This document comes in handy when you are in dire need of objecting to your neighbor’s construction of a new fence since compared to zoning ordinances, which I mentioned above, the CC&Rs have more strict design standards.
Follow Up Your Findings
This step depends on what you find in the documents you have analyzed.
If luck is on your side and you find that your neighbor violates any of the requirements on any document, you may file a complaint to your local code enforcement department, where they will do further investigation. They would typically not take any action until somebody issues a complaint.
Remember that it is not a guarantee that your complaint will be successful. But if it is, the city will issue your neighbor a written notice of non-conformance within 30 to 60 days plus an order to set back or take down the fence.
Alternatives to Take To Stop Your Neighbor From Building a Fence
If, after reviewing the documents, you find that your neighbor does not violate any requirements, worry not. You still have a few more options.
If you and your neighbor have a nice relationship, you may try communicating with them. This conversation can be through a written letter or face to face. In most cases, you may find that your neighbor is installing a fence due to a minor inconvenience that can be fixed by communicating.
Alternatively, if you and your neighbor do not see eye to eye or they are unresponsive to your efforts in communicating, you still have other options within your reach.
Mediation is a somewhat informal way of solving disputes whereby the conflicting parties get to hash out their differences with a neutral third party. Although mediation will include some kind of compromise, it goes a long way in finding the best alternative.
Get a Solicitor
A solicitor is a rather expensive alternative because you will incorporate a professional specializing in solving neighbor disputes.
File a lawsuit
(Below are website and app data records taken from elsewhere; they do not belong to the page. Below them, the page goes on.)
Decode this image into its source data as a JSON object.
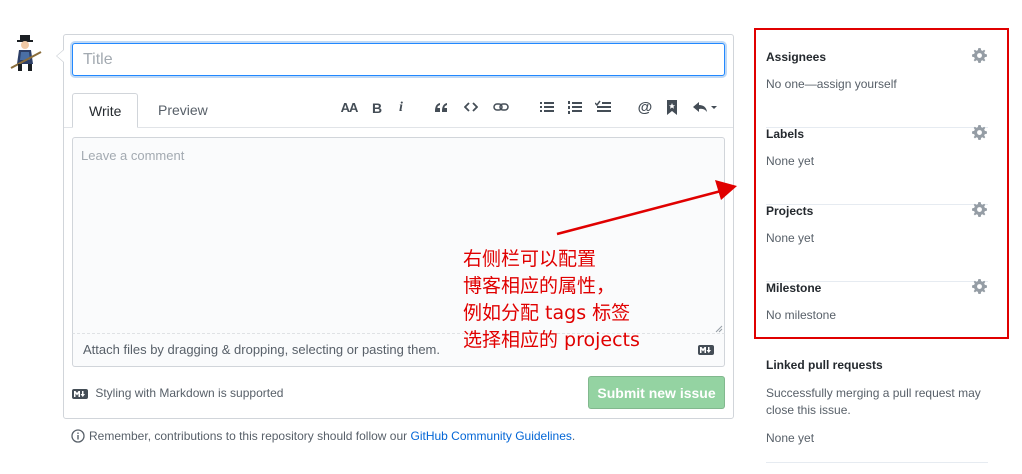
{
  "form": {
    "title_placeholder": "Title",
    "tabs": [
      {
        "label": "Write"
      },
      {
        "label": "Preview"
      }
    ],
    "toolbar": {
      "heading": "AA",
      "bold": "B",
      "italic": "i",
      "mention": "@"
    },
    "comment_placeholder": "Leave a comment",
    "attach_text": "Attach files by dragging & dropping, selecting or pasting them.",
    "styling_hint": "Styling with Markdown is supported",
    "submit_label": "Submit new issue"
  },
  "footer": {
    "remember_text": "Remember, contributions to this repository should follow our ",
    "guidelines_link": "GitHub Community Guidelines",
    "period": "."
  },
  "sidebar": {
    "assignees": {
      "title": "Assignees",
      "value": "No one—assign yourself"
    },
    "labels": {
      "title": "Labels",
      "value": "None yet"
    },
    "projects": {
      "title": "Projects",
      "value": "None yet"
    },
    "milestone": {
      "title": "Milestone",
      "value": "No milestone"
    },
    "linked": {
      "title": "Linked pull requests",
      "description": "Successfully merging a pull request may close this issue.",
      "value": "None yet"
    }
  },
  "annotation": {
    "text": "右侧栏可以配置\n博客相应的属性，\n例如分配 tags 标签\n选择相应的 projects",
    "color": "#e00000"
  },
  "colors": {
    "accent": "#0366d6",
    "submit_disabled": "#94d3a2",
    "highlight": "#e00000"
  }
}
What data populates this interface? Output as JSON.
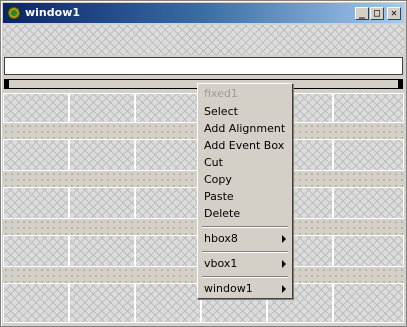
{
  "window": {
    "title": "window1"
  },
  "titlebar_buttons": [
    {
      "name": "minimize-button",
      "glyph": "_"
    },
    {
      "name": "maximize-button",
      "glyph": "□"
    },
    {
      "name": "close-button",
      "glyph": "✕"
    }
  ],
  "entry": {
    "value": ""
  },
  "context_menu": {
    "items": [
      {
        "label": "fixed1",
        "disabled": true
      },
      {
        "label": "Select"
      },
      {
        "label": "Add Alignment"
      },
      {
        "label": "Add Event Box"
      },
      {
        "label": "Cut"
      },
      {
        "label": "Copy"
      },
      {
        "label": "Paste"
      },
      {
        "label": "Delete"
      },
      {
        "label": "hbox8",
        "submenu": true
      },
      {
        "label": "vbox1",
        "submenu": true
      },
      {
        "label": "window1",
        "submenu": true
      }
    ]
  }
}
If your attempts to stop your neighbor from building a fence formally and informally are not fruitful, and you are dead set on not having the fence, you may consider filing a lawsuit. Getting an injunction from the court to stop your neighbor from building the fence is possible, but you will need to consult your attorney on this.
Very serious friction can arise from this dispute and an all-out war in a worst-case scenario. Whichever route you decide to take, remember to avoid any kind of altercation or argument, which could potentially get out of hand and run the risk of breaking the law.
If all your attempts at stopping your neighbor from building a fence fail, you can only accept it. You may be infuriated by the outcome, but you have to throw in the towel.
It is understandable that the fence may make you angry or annoyed, but relinquish any thought of bringing down the fence. However, if you do so, you will be asked to compensate your neighbor if they file legal complaints fully.
Yes, you can stop your neighbor from painting your fence. Unfortunately, some people may be inconsiderate enough to paint a fence that’s on your property. This is not only rude but also goes against acceptable fence etiquette. If you can’t ignore the paint, consider talking to them to repaint the fence to your preferred color.
No, you cannot make changes to your neighbor’s fence, at least not without their permission. You must consult them first and ensure the changes are at par with their expectations and your agreement. However, beware that you’ll be liable for any damages caused by the changes you make.